You’ve researched the company that you want to work for. You’ve prepared your interview outfit. You’ve practiced answering interview questions. You’ve developed a confident and can-do attitude… and gone through all the other steps in preparation for your job interview. Now, “D-Day” is here and you’re about to meet your interviewer. Nervous? Understandable. But no worries – just master the following tips for acing the interview itself and you’ll most likely zip through this stage of the hiring process with a job offer to consider!
Mind your manners. You’ve just arrived at the interview location and met the receptionist and/or your interviewer. This is exactly when this oft-repeated saying rings true: “You don’t get a second chance to make a good first impression.” If there is a secretary or receptionist, greet him or her with “Hello,” state that you have an interview, and inform them of the time of your appointment and who you are supposed to meet. Then, introduce yourself to your interviewer with a firm handshake as you state your name and the position you’re interviewing for. Let the interviewer lead the conversation and wait for him/her to ask you to sit. Remember the importance of first impressions!
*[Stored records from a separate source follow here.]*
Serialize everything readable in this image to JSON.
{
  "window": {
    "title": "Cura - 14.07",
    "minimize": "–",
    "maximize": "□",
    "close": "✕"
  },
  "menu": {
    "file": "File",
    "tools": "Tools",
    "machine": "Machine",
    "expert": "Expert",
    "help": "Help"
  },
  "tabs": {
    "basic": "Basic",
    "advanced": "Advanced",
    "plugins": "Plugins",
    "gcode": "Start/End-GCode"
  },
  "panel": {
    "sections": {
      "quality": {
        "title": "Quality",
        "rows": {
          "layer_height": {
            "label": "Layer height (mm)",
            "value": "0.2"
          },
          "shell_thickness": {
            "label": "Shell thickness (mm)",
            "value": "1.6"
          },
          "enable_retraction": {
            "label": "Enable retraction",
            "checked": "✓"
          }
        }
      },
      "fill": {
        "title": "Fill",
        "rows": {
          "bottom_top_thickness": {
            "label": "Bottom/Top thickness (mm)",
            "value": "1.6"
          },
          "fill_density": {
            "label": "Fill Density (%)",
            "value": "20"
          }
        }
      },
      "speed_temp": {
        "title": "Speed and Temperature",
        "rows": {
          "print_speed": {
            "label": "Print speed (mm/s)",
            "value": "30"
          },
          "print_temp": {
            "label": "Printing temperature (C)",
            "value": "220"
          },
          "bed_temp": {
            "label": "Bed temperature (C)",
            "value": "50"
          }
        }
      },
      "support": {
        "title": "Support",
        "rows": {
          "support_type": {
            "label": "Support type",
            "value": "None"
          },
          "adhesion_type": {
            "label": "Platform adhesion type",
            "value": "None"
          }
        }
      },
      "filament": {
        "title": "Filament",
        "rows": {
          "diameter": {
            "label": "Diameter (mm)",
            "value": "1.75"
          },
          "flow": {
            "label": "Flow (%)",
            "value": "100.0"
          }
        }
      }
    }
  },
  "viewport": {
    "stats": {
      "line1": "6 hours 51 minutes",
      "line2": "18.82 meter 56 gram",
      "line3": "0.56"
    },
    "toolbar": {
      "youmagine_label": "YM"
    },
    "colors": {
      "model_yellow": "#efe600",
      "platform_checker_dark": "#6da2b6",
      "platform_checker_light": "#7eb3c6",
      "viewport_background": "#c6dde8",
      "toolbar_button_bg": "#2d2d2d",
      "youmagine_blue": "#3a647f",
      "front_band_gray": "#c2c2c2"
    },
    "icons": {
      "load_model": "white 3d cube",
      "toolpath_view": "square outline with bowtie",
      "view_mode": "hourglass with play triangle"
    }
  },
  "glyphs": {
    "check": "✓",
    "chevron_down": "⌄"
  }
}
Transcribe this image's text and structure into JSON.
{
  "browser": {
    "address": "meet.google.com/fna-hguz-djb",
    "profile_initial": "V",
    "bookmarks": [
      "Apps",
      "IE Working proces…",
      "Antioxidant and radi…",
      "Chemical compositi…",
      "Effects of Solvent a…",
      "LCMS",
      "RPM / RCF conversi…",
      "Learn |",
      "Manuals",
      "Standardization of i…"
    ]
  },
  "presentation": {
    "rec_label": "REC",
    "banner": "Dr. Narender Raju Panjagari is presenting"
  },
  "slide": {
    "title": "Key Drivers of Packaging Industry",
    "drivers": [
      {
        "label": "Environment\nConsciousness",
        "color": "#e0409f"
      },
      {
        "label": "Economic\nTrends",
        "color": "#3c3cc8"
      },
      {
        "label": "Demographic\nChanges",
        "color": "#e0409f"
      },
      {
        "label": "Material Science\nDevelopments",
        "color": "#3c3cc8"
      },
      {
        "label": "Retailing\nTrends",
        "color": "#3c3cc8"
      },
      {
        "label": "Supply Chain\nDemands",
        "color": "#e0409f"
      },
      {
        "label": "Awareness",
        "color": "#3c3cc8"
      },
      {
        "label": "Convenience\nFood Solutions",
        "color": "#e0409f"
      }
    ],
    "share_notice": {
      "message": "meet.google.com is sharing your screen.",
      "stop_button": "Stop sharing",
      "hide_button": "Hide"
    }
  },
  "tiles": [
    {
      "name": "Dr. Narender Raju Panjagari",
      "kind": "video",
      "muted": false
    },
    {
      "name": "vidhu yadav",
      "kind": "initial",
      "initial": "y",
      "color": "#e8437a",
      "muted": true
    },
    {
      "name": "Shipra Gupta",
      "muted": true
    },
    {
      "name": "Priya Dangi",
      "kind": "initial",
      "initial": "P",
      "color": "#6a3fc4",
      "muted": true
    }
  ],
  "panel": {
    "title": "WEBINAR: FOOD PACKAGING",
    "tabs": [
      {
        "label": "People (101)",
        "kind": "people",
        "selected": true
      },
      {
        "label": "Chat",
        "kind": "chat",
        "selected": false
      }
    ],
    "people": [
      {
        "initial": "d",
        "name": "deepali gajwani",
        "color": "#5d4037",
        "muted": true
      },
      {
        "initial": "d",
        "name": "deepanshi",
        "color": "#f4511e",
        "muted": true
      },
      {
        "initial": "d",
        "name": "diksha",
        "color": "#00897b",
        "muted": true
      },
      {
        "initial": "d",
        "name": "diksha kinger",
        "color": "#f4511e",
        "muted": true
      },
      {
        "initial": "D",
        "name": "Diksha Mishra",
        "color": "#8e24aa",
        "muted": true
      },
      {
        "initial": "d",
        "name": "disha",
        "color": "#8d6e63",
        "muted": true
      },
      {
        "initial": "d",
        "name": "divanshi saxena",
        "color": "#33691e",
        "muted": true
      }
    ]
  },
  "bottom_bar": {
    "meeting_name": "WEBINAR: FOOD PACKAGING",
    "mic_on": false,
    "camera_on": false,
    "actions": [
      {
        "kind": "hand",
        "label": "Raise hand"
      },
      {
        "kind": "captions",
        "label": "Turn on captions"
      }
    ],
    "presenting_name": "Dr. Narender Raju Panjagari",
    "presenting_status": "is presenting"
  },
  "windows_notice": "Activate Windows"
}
Respond confidently and politely to interview questions. It is at this point that your “sales pitch” begins. To sell yourself as the best candidate for the position, you need to provide responses that are brief, focused, and demonstrate the skills that you bring to the table. Let your answers show how you can do the job and how the company can benefit by hiring you. To ensure that you answer directly and to the point – and avoid rambling or digressing – be sure to listen carefully to the question and thoughtfully formulate your answer.
Ask the right questions. A successful interview is a give and take between the interviewer and yourself. Asking the right questions also demonstrates your interest in the job and the company and your grasp of relevant information. For example, ask questions that relate to the following: organizational/ departmental goals (specify a time frame), performance measurements, threats and opportunities facing the company, typical projects that you’ll be handling, ways to exceed the company’s expectations, industry trends and competitive situation, employee development, corporate culture, decision-making processes, etc.
Know how to negotiate your salary. First rule (and this you have to decide before you even go to the interview) is to know what you’re worth and to determine the kind of compensation you’re willing to go with. Are you willing to be flexible (more perks or stock options instead of a higher salary)? As with all negotiations, a salary discussion is a two-way street. So if you want a higher salary than what is offered, you’ve got to ask. You are expected to negotiate, after all, and simply requesting more doesn’t mean that an offer will be rescinded (by wendt). Also, if the company is offering less than what you want, inquire how long it takes to get a raise (based on good performance, of course). It’s important to keep in mind that salaries are also based on the company’s financial position.
Stay calm and avoid stress. You want your interviewer to see you as a cool customer – and getting interview jitters isn’t going to help. As we mentioned, preparation and practice go a long way in helping you project calm and confidence. Instead of having negative thoughts (“I’m going to mess this up”), imagine visions of success and practice relaxation techniques beforehand. Arrive earlier than the appointed hour so you can relax, focus, and calm down. Consider the interview as a normal conversation between two people– not as a career-threatening event. Focus on your purpose for acing the interview – not on what the interviewer is thinking. Take your time (no one’s rushing you) to ensure that you provide clear, well-thought-out answers (and questions!). And most of all, know that this is just one job and one interview out of all the hundreds of opportunities out there!
Close the sale (ask for the job). Why not? At the end of the interview, you can ask the interviewer how it went and what he/she thinks of you as a job prospect. Too bold? Then at least inquire about the next step in the process, when a decision will be reached, or who to contact for a follow-up. Asking for a business card is appropriate at this point.
Watch for Part 3 of this article: TIPS: Job Interviews that Get You Hired (After the Interview)